### Aim of the task
Report every line from the following entries that contains the string "title".

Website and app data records

________________

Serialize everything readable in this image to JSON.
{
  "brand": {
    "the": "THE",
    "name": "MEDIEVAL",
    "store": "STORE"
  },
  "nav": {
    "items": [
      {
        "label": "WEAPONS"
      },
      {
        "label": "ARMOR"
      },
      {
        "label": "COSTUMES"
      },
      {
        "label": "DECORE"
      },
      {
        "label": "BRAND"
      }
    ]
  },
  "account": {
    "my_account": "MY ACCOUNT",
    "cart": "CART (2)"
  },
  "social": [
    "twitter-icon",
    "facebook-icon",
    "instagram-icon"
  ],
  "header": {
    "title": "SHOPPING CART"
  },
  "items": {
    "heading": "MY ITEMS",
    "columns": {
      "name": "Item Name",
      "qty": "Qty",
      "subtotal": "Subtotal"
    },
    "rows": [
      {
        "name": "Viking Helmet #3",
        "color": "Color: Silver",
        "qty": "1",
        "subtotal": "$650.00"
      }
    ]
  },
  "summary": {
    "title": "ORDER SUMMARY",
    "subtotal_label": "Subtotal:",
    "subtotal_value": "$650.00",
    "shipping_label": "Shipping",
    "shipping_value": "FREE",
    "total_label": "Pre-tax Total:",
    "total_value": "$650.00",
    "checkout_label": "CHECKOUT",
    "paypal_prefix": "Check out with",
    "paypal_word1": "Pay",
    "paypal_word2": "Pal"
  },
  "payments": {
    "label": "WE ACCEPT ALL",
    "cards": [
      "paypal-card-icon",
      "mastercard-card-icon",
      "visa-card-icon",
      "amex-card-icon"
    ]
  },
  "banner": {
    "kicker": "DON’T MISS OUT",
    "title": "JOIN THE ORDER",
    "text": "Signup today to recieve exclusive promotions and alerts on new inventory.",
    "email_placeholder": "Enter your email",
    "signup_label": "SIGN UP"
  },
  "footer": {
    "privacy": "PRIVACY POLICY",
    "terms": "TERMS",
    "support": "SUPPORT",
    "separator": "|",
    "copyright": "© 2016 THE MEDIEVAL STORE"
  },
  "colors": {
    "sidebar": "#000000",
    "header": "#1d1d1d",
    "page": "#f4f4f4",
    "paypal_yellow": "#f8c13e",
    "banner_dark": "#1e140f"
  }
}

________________

### Solution for this exercise
    "title": "SHOPPING CART"
    "title": "ORDER SUMMARY",
    "title": "JOIN THE ORDER",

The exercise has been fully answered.